Topics like gender parity are not just 'women's issues,' panellists say
While books like “Lean In” have focused on a woman’s role in the workplace, more attention is needed on a workplace’s role in women’s lives, said panellists at Canadian Lawyer’s Women in Law Summit in Toronto on Feb. 12.
“The business model that we work under was designed for men, by men. And unfortunately it was designed for straight white men who have a wife at home who does everything, so a man can focus on his career,” said Dale Osadchuk, a partner at Davies Ward Phillips and Vineberg LLP. “I always hear, ‘Well, I’m the exception’ . . . . all the big firms began putting in place policies that they didn’t understand, so it almost became window-dressing — the perception of men being, ‘Well, now we’ve dealt with this.’”
A selective, “white-washed” history of women in the workplace — focused on those who are privileged enough to have a spouse stay home and raise children — has fed into the structure of law firms today, said Genevieve Boulay, counsel with Westaway Law Group.
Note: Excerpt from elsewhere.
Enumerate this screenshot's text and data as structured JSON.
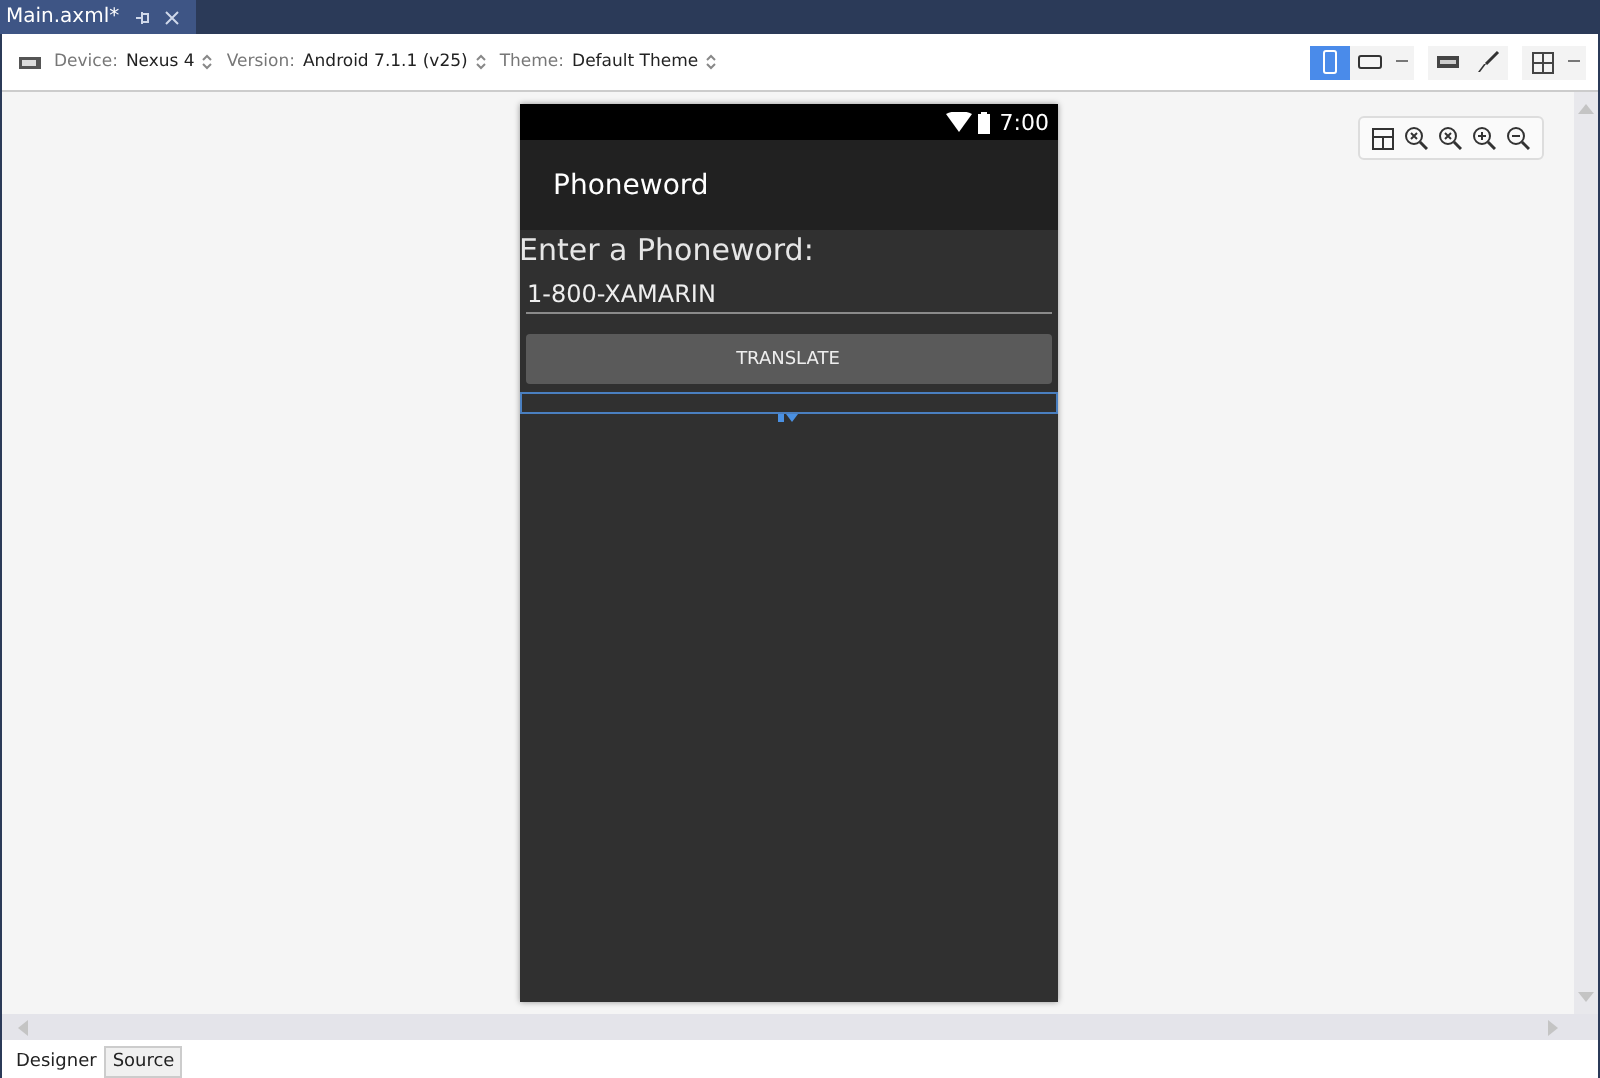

“The panellists this morning have talked about it, and we’ve heard all of this before: The way that we have relationships at home needs to change, and our division of labour at home,” she said at the event, marker in hand as she collected suggestions from the audience.
“Firm management could take important steps to be great role models. The legal profession has some issues: We need to redefine success. We've inherited the certain socioeconomic, cultural context and that's just kind of where we find ourselves, and maybe that needs to change, too. …. The onus of making these changes is not just on any one of these levels, and it's definitely not the level of the individual.”
For example, Nikki Gershbain, chief inclusion officer at McCarthy Tétrault LLP, noted that many firms overlook efforts that might have the most impact. By prioritizing recruitment over retention — or by hosting discussions about diversity that don’t touch words like ‘racism’ or ‘transphobia — inclusion policies can be reduced to marketing campaigns, she said. While the “numbers game” of hiring was a trend for a while, it doesn’t work if people don’t get the opportunities they were promised when they are hired, she said, recalling her experience as the only queer person in a workplace, and how lonely she felt.
“Some organizations make the mistake of locating all of these policies and programs in HR or PR,” said Gershbain. “What that doesn't take into account is the fact that diversity is a business driver and it is a leadership issue.”
Several panellists spoke to the importance of organizations collecting data beyond high-level demographics, such as how many people attend diversity events, whether performance reviews are having differential impacts, and whether men are taking advantage of parental leave policies.
At the individual level, people may bristle at the idea of systemic sexism, especially when their intentions are positive: Rebecca Bromwich, manager of diversity and inclusion at Gowling WLG, gave the example of a performance review calling a woman a “sweetheart.” While the sentiment may be harmless, it reflected the less-than-transparent performance metrics used by firms, which could allow unconscious biases to slip in. Those biases, panellists said, are held widely by men and women alike and must be overridden by conscious action. For example, the firm rejigged its partnership nominations to use specific forms, rather than reference letters
“There's all kinds of principles and declarations, and I think they are good things, right? But there is something called virtue signaling,” Bromwich said. “We have our critical lens on the idea of signing on to declarations that can be somewhat empty.”
Gershbain noted that, as the joke goes, workers are interested in what their boss is interested in. So, she says, bosses need to show they are really watching how their employees address diversity.
“I think it's time for the leaders, and the allies and the men to lean in, and to buy in, and to get off their rear end and take some action,” said Rose Leto, a partner at Neinstein Personal Injury Lawyers. “And, you know, it's all nice to talk about what we can do, but they actually need to do it.”